* _STUDY MATERIAL_:
****

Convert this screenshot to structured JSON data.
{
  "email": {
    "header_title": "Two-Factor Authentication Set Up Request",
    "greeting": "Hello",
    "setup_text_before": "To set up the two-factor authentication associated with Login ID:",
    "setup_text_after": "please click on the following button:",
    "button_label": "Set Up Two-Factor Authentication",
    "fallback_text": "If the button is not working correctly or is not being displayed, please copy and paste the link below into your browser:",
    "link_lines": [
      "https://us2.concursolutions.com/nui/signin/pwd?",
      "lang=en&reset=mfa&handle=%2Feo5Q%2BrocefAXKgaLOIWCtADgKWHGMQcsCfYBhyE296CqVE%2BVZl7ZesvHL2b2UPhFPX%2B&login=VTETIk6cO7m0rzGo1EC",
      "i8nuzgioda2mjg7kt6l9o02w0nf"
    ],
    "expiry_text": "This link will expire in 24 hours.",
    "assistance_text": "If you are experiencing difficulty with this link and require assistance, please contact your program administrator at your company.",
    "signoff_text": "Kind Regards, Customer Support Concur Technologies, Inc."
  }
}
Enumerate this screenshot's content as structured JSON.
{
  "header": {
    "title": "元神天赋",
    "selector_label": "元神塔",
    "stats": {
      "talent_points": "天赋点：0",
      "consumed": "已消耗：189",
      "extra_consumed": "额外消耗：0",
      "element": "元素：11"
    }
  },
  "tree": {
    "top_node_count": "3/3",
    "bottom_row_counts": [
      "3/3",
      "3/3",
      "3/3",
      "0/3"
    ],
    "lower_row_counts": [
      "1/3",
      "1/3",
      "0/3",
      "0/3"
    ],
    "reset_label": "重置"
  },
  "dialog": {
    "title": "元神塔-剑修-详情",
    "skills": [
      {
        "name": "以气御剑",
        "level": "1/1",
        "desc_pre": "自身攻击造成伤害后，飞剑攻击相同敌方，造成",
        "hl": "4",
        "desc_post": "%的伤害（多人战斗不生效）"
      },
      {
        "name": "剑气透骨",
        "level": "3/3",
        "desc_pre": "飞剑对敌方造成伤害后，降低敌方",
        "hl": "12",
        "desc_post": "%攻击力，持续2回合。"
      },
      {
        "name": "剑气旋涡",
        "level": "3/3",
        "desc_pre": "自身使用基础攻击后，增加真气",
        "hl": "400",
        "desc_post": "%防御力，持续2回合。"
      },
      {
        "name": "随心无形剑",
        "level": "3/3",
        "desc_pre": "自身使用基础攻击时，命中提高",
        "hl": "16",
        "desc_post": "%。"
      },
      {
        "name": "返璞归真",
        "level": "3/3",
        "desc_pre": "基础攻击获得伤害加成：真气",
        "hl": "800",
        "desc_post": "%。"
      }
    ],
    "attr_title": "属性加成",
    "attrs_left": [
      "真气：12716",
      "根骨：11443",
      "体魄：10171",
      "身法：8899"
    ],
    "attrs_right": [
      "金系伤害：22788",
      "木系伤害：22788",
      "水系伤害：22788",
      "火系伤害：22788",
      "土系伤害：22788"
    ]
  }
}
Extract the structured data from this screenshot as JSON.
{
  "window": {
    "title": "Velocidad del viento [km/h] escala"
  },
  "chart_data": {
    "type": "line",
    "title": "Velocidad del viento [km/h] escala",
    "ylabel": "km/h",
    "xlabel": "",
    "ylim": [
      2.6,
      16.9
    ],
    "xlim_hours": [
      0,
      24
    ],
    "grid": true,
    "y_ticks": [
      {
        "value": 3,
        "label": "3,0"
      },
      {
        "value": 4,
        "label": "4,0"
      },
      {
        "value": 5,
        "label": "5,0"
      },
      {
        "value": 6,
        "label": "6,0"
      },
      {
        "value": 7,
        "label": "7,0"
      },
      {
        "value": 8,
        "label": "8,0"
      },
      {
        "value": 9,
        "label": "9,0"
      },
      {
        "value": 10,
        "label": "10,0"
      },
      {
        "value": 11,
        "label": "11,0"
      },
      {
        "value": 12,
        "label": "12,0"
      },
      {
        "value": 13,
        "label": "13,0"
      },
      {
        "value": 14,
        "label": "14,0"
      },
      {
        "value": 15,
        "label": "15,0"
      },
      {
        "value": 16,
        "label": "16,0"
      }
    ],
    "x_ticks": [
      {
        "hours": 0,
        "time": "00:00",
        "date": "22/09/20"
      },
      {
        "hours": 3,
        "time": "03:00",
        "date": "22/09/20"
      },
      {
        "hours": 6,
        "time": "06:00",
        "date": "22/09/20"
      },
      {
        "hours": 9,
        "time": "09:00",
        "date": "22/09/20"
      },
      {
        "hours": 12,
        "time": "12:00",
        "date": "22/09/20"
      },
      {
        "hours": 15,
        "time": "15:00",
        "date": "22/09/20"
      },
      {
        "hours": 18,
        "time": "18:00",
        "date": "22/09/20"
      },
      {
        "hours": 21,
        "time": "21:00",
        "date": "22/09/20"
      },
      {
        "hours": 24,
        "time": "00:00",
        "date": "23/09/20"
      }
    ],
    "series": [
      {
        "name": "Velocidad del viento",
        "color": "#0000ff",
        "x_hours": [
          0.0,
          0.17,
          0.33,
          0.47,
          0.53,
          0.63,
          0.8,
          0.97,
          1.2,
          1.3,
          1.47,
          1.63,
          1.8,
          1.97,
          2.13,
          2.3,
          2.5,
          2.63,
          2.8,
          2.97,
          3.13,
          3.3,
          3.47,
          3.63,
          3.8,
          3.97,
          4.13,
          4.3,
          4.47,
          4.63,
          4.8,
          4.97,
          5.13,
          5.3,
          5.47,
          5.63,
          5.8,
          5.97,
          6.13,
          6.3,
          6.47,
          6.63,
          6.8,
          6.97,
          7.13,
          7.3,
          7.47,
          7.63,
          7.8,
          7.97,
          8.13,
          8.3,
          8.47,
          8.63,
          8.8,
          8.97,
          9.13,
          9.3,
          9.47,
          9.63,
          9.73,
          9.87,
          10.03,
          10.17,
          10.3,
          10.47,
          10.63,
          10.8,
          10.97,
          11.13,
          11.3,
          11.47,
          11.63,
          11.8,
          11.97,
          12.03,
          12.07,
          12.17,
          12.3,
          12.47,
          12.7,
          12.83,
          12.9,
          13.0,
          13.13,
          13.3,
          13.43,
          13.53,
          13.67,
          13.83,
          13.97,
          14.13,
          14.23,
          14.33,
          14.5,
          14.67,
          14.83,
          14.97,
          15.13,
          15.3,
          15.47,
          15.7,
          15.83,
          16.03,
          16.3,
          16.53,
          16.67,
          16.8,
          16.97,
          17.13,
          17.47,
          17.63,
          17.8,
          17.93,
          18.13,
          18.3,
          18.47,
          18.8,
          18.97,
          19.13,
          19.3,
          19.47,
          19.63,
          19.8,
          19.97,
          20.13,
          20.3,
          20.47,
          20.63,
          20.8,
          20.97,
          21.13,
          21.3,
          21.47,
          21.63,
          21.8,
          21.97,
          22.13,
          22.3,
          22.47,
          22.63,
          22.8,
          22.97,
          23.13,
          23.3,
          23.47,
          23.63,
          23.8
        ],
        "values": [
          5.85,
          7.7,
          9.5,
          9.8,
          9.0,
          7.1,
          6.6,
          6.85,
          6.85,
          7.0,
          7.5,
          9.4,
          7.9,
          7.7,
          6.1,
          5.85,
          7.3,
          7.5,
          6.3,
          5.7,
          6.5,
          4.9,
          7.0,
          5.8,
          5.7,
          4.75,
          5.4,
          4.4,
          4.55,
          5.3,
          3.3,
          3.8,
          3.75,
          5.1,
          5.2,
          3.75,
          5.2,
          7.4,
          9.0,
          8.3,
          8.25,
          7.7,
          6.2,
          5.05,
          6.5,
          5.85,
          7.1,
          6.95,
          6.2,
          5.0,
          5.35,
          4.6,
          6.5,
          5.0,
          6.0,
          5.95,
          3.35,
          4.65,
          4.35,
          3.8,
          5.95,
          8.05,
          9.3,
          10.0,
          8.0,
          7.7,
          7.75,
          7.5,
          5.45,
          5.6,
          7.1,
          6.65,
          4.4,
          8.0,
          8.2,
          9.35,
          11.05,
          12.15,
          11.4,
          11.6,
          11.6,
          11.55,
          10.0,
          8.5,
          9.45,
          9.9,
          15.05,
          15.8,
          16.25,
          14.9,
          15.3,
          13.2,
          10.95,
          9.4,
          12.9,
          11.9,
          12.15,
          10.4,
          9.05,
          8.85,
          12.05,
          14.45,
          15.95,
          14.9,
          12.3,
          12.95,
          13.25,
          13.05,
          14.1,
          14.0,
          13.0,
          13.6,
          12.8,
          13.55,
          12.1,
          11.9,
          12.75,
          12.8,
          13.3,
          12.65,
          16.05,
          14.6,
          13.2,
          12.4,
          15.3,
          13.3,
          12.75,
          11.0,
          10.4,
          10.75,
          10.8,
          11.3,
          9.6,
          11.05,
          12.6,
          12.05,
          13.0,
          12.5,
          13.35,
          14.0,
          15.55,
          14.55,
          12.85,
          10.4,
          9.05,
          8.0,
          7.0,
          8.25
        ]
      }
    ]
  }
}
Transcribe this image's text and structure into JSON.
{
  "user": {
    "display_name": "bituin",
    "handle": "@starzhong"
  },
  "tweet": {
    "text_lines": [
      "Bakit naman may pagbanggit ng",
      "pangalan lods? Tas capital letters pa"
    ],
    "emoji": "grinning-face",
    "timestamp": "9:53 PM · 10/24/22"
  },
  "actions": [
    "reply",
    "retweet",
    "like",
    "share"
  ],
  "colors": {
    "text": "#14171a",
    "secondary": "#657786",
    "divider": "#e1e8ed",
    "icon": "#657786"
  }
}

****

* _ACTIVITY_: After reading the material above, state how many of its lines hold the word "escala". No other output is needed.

* _EXPECTED OUTPUT_: 2